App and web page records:

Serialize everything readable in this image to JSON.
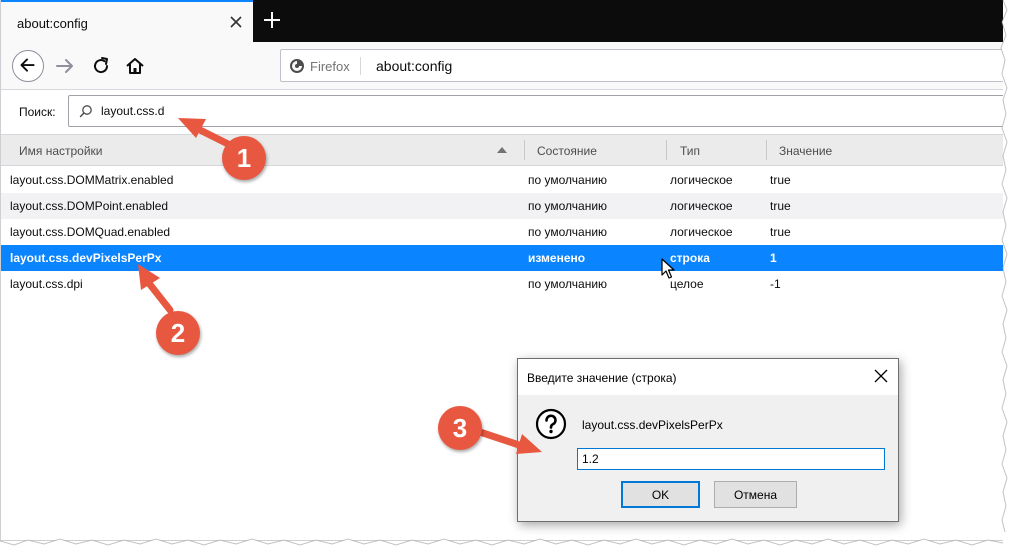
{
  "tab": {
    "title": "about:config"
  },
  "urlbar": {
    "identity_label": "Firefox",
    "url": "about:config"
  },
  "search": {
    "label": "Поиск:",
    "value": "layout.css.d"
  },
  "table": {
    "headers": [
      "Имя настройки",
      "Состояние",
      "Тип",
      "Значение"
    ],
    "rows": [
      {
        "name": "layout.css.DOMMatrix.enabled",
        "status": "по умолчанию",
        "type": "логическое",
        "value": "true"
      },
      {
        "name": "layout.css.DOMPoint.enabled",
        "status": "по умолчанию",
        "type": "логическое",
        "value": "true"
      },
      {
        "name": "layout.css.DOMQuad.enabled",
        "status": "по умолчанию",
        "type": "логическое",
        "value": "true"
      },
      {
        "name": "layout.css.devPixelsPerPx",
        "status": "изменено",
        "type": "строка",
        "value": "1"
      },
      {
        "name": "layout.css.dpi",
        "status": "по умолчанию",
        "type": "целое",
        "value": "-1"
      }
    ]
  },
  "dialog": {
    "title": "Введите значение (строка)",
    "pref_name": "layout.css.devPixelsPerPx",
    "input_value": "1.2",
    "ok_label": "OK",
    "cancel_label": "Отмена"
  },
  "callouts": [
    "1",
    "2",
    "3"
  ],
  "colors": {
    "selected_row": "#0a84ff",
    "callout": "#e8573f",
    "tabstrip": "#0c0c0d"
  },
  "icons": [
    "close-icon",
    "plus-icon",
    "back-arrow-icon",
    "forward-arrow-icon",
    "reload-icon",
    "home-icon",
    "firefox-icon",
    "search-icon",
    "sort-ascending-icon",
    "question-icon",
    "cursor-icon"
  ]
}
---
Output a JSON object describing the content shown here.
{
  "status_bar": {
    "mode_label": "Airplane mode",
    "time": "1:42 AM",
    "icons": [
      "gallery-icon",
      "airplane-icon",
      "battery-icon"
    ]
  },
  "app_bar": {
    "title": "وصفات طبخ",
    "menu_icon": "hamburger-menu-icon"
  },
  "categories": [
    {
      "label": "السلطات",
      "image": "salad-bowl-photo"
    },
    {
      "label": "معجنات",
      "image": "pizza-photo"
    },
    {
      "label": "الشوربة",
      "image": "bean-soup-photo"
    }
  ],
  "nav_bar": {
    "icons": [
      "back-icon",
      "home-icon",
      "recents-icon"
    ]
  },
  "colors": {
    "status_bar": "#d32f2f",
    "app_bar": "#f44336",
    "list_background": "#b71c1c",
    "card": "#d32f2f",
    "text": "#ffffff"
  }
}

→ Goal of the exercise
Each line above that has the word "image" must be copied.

→ Output below
Serialize everything readable in this image to JSON.
      "image": "salad-bowl-photo"
      "image": "pizza-photo"
      "image": "bean-soup-photo"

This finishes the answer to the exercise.